Republicans on the legislature's budget committee have approved a plan that would reduce borrowing for Wisconsin's Land Stewardship Program and force the state to sell off thousands of acres it already owns.
The measure would shrink the state's bonding authority for Land Stewardship to $50 million dollars a year by 2016. That's down from the $60 million a year the governor proposed and way down from the $86 million a year that was law before he took office.
Republicans say the growing cost of paying off old debt drove their decision, as did the 1.4 million acres of Stewardship land the state already owns. State Senator Joe Leibham (R-Sheboygan) said that Stewardship land produces little revenue for the state:
"We're getting to that point where a bigger and bigger percentage of our land is being untaxable because it's owned by the government and we should have a greater influence and control over that."
GOP lawmakers would also require the state to sell off 10,000 Stewardship acres by 2017. Rep. Daniel LeMahieu (R-Cascade) plan would also require the sale of 250 acres of farmland every year through 2020.
"We'd like to have that farmland be back to the farming community and being productive farmland."
The plan passed with only Republican support. Rep. Cory Mason (D-Racine) said it would gut Stewardship.
"It's a great program. Why we would want to take this step and effectively gut the program and start selling land that the public purchased through Stewardship is a real mistake."

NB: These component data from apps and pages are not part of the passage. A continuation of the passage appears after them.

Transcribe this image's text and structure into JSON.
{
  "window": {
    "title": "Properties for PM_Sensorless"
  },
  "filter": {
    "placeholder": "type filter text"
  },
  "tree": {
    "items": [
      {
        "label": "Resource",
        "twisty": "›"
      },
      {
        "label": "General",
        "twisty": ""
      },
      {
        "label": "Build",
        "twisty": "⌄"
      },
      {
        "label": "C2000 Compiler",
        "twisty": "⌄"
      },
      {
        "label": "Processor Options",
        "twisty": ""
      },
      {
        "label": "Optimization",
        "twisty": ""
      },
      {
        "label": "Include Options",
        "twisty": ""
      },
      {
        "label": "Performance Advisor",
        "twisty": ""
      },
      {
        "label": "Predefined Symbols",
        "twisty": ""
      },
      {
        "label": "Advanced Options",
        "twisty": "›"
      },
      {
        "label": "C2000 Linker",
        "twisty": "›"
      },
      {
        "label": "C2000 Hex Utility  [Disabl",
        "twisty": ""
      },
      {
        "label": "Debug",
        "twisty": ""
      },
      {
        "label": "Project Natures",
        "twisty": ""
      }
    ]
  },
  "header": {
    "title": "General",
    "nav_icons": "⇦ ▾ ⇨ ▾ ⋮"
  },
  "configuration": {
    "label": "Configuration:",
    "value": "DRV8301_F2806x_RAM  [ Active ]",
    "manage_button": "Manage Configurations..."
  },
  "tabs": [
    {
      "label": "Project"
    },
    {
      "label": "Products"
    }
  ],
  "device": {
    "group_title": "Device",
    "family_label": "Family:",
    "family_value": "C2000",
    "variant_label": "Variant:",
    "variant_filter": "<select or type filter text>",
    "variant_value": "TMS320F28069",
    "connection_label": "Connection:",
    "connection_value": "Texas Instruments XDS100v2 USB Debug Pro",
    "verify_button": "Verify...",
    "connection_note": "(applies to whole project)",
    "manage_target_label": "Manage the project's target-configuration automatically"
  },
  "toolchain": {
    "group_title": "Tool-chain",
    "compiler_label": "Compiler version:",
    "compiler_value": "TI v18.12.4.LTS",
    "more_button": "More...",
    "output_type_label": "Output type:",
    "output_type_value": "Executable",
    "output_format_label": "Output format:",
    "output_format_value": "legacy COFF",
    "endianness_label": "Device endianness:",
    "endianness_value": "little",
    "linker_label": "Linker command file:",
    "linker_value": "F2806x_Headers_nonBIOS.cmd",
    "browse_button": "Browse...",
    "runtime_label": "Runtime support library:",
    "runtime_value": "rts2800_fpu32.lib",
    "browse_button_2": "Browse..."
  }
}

Republicans also approved the governor's plan to spend more money to develop existing Stewardship property with additions like parking lots and electricity.